Smith students had the opportunity to hear from an expert in the field of ethics in advertising Wednesday, November 08, 2006. Lesley Fair, senior attorney at the Federal Trade Commissions Bureau of Consumer Protection, gave a talk titled, The Truth About False Advertising: Why Ethical Marketing Isn't an Oxymoron.
Fair introduced her discussion by giving examples of consumer behavior in response to false advertising. When a company receives a complaint letter there are an average of nine people who know about that complaint, according to some studies, she said.
Fair then listed the guidelines and best practices for ethical advertising and presented examples of companies that presented false claims with various breaches of ethics.
The first flaw listed was claims that defy scientific principles. Examples here were advertisements for dietary supplements that claimed to eliminate consumers need to diet. Advertising allows for a certain type of exaggeration or puffery. However, objective claims are claims that the FTC takes more seriously, Fair said.
The second flaw listed was claims that contain a disturbing amount of creativity. Nutritional supplements that claim to cure a behavioral condition fall in this category. The third flaw she cited was claims that contain creative engineering or camera work. An automotive advertisement that portrayed an unrealistic amount of durability in an automobile was an example here.
The fourth flaw was a literally truthful claim that is nevertheless deceptive to consumers. This example was a quick service restaurant chains claim that its product was a healthy alternative to another similar product. It met this claim on one measure, while failing in a number of others.
The fifth flaw was deceptive fine print. Here was an example of an automobile that was advertised as zero-down lease, but contained a lease inception fee. An otherwise deceptive ad cannot be cured by fine print. You as a marketer are held responsible not only for the claims you make, but also for what consumers take away. What the headline giveth, the footnote cannot taketh away, Ms. Fair said.
The sixth flaw was ignoring consumers wishes not to be bothered. Here an example was given of a firm that contacted consumers on the do-not-call list by telephone.
The seventh flaw was questionable handling of confidential data. Here the example was a pharmaceutical firm that started an information request service for an anti-depressant medicine and, upon abandonment of the project, sent all of the users e-mails to one another.
The eighth flaw was assuming truth in advertising is someone else's responsibility.

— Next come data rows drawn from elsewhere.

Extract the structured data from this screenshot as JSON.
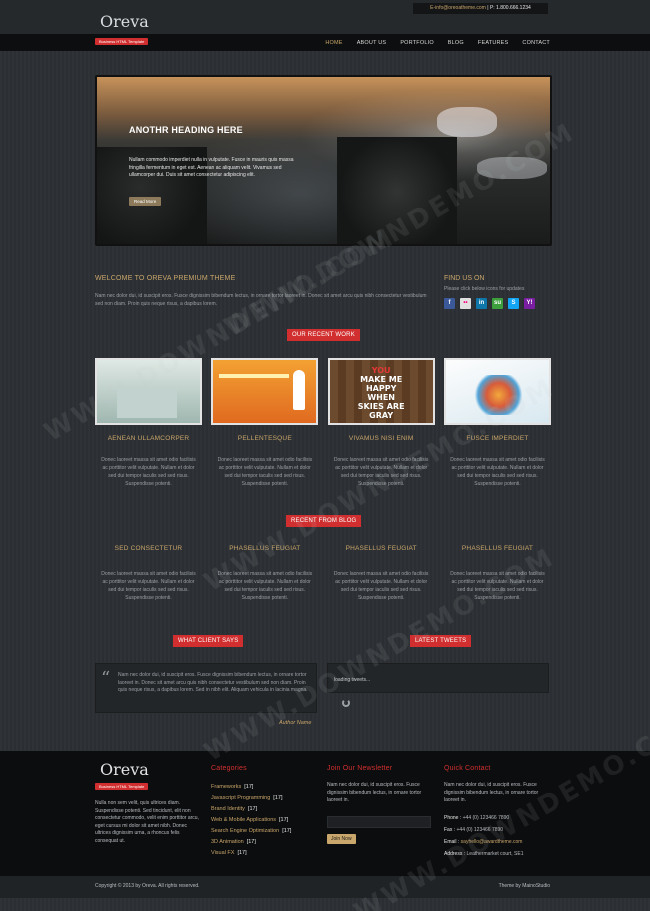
{
  "header": {
    "email": "E-info@oreoatheme.com",
    "phone_label": "P: 1.800.666.1234",
    "logo": "Oreva",
    "tag": "Business HTML Template"
  },
  "nav": {
    "items": [
      {
        "label": "HOME",
        "active": true
      },
      {
        "label": "ABOUT US",
        "active": false
      },
      {
        "label": "PORTFOLIO",
        "active": false
      },
      {
        "label": "BLOG",
        "active": false
      },
      {
        "label": "FEATURES",
        "active": false
      },
      {
        "label": "CONTACT",
        "active": false
      }
    ]
  },
  "slider": {
    "heading": "ANOTHR HEADING HERE",
    "text": "Nullam commodo imperdiet nulla in vulputate. Fusce in mauris quis massa fringilla fermentum in eget est. Aenean ac aliquam velit. Vivamus sed ullamcorper dui. Duis sit amet consectetur adipiscing elit.",
    "button": "Read More"
  },
  "welcome": {
    "title": "WELCOME TO OREVA PREMIUM THEME",
    "text": "Nam nec dolor dui, id suscipit eros. Fusce dignissim bibendum lectus, in ornare tortor laoreet in. Donec sit amet arcu quis nibh consectetur vestibulum sed non diam. Proin quis neque risus, a dapibus lorem."
  },
  "find_us": {
    "title": "FIND US ON",
    "subtitle": "Please click below icons for updates",
    "icons": [
      "facebook-icon",
      "flickr-icon",
      "linkedin-icon",
      "stumbleupon-icon",
      "skype-icon",
      "yahoo-icon"
    ]
  },
  "recent_work": {
    "label": "OUR RECENT WORK",
    "items": [
      {
        "title": "AENEAN ULLAMCORPER",
        "text": "Donec laoreet massa sit amet odio facilisis ac porttitor velit vulputate. Nullam et dolor sed dui tempor iaculis sed sed risus. Suspendisse potenti."
      },
      {
        "title": "PELLENTESQUE",
        "text": "Donec laoreet massa sit amet odio facilisis ac porttitor velit vulputate. Nullam et dolor sed dui tempor iaculis sed sed risus. Suspendisse potenti."
      },
      {
        "title": "VIVAMUS NISI ENIM",
        "text": "Donec laoreet massa sit amet odio facilisis ac porttitor velit vulputate. Nullam et dolor sed dui tempor iaculis sed sed risus. Suspendisse potenti."
      },
      {
        "title": "FUSCE IMPERDIET",
        "text": "Donec laoreet massa sit amet odio facilisis ac porttitor velit vulputate. Nullam et dolor sed dui tempor iaculis sed sed risus. Suspendisse potenti."
      }
    ],
    "thumb3_lines": [
      "YOU",
      "MAKE ME",
      "HAPPY",
      "WHEN",
      "SKIES ARE",
      "GRAY"
    ]
  },
  "recent_blog": {
    "label": "RECENT FROM BLOG",
    "items": [
      {
        "title": "SED CONSECTETUR",
        "text": "Donec laoreet massa sit amet odio facilisis ac porttitor velit vulputate. Nullam et dolor sed dui tempor iaculis sed sed risus. Suspendisse potenti."
      },
      {
        "title": "PHASELLUS FEUGIAT",
        "text": "Donec laoreet massa sit amet odio facilisis ac porttitor velit vulputate. Nullam et dolor sed dui tempor iaculis sed sed risus. Suspendisse potenti."
      },
      {
        "title": "PHASELLUS FEUGIAT",
        "text": "Donec laoreet massa sit amet odio facilisis ac porttitor velit vulputate. Nullam et dolor sed dui tempor iaculis sed sed risus. Suspendisse potenti."
      },
      {
        "title": "PHASELLUS FEUGIAT",
        "text": "Donec laoreet massa sit amet odio facilisis ac porttitor velit vulputate. Nullam et dolor sed dui tempor iaculis sed sed risus. Suspendisse potenti."
      }
    ]
  },
  "client": {
    "label": "WHAT CLIENT SAYS",
    "quote": "Nam nec dolor dui, id suscipit eros. Fusce dignissim bibendum lectus, in ornare tortor laoreet in. Donec sit amet arcu quis nibh consectetur vestibulum sed non diam. Proin quis neque risus, a dapibus lorem. Sed in nibh elit. Aliquam vehicula in lacinia magna.",
    "author": "Author Name"
  },
  "tweets": {
    "label": "LATEST TWEETS",
    "loading": "loading tweets..."
  },
  "footer": {
    "logo": "Oreva",
    "tag": "Business HTML Template",
    "about": "Nulla non sem velit, quis ultrices diam. Suspendisse potenti. Sed tincidunt, elit non consectetur commodo, velit enim porttitor arcu, eget cursus mi dolor sit amet nibh. Donec ultrices dignissim urna, a rhoncus felis consequat ut.",
    "categories_title": "Categories",
    "categories": [
      {
        "name": "Frameworks",
        "count": "[17]"
      },
      {
        "name": "Javascript Programming",
        "count": "[17]"
      },
      {
        "name": "Brand Identity",
        "count": "[17]"
      },
      {
        "name": "Web & Mobile Applications",
        "count": "[17]"
      },
      {
        "name": "Search Engine Optimization",
        "count": "[17]"
      },
      {
        "name": "3D Animation",
        "count": "[17]"
      },
      {
        "name": "Visual FX",
        "count": "[17]"
      }
    ],
    "newsletter_title": "Join Our Newsletter",
    "newsletter_text": "Nam nec dolor dui, id suscipit eros. Fusce dignissim bibendum lectus, in ornare tortor laoreet in.",
    "newsletter_button": "Join Now",
    "quick_title": "Quick Contact",
    "quick_text": "Nam nec dolor dui, id suscipit eros. Fusce dignissim bibendum lectus, in ornare tortor laoreet in.",
    "phone_label": "Phone :",
    "phone": "+44 (0) 123466 7890",
    "fax_label": "Fax :",
    "fax": "+44 (0) 123466 7890",
    "email_label": "Email :",
    "email": "sayhello@awardtheme.com",
    "address_label": "Address :",
    "address": "Leathermarket court, SE1"
  },
  "bottom": {
    "copyright": "Copyright © 2013 by Oreva. All rights reserved.",
    "credit": "Theme by MainoStudio"
  },
  "watermark": "WWW.DOWNDEMO.COM",
  "colors": {
    "accent_red": "#d12f2f",
    "accent_gold": "#c9a66b",
    "background": "#2d3034",
    "footer": "#0c0d0e"
  }
}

Here a firm that refused to pay an advertised rebate was given as an example. Though it knew rebates were still outstanding an unfilled, the firm continued to advertise rebates.
The ninth flaw was mystifying product development. Here a video game was presented that had an inappropriate game embedded in its system which it did not disclose to the regulatory body.
The last ad Fair showed was an example of how the FTC uses cost-effective and creative means to educate consumers about protecting themselves.
If you don't want to deal with regulatory bodies you need to get involved in self-regulating bodies in your industry. Examples of self-regulatory bodies include the entertainment software ratings bureau. If there's effective self-regulation, then law enforcement does not have to be involved, Fair asserted.
Before joining FTC, Fair practiced criminal law and appeared before the Supreme Court of the United States in Murray v. Carrier. She is a member of the State Bar of Texas and the District of Columbia Bar. She served as staff counsel to the 5th U.S. Circuit Court of Appeals in New Orleans and served as a law clerk to U.S. District Judge Fred Shannon of the Western District of Texas after law school.
Fair holds the title of distinguished lecturer at the Catholic University Law School, where she has served as an adjunct faculty member since 1984. She was recently named Outstanding Adjunct Professor for the 2005-2006 academic year. She also has served as a Hearst Foundation Visiting Professional at the University of North Carolina School of Journalism and Mass Communication.
Fair attended T. C. Williams High School in Alexandria, Va., during the years depicted in the movie Remember the Titans, graduated from the University of Notre Dame, and received a J.D. from the University of Texas School of Law. She is a resident of the District of Columbia.
» Read about the fall 2006 ethics lecture series.
> Read about Smith's spring 2006 ethics lecture series.
> Read about Smith's fall 2005 ethics lecture series.
> Read about Smith's spring 2005 ethics lecture series.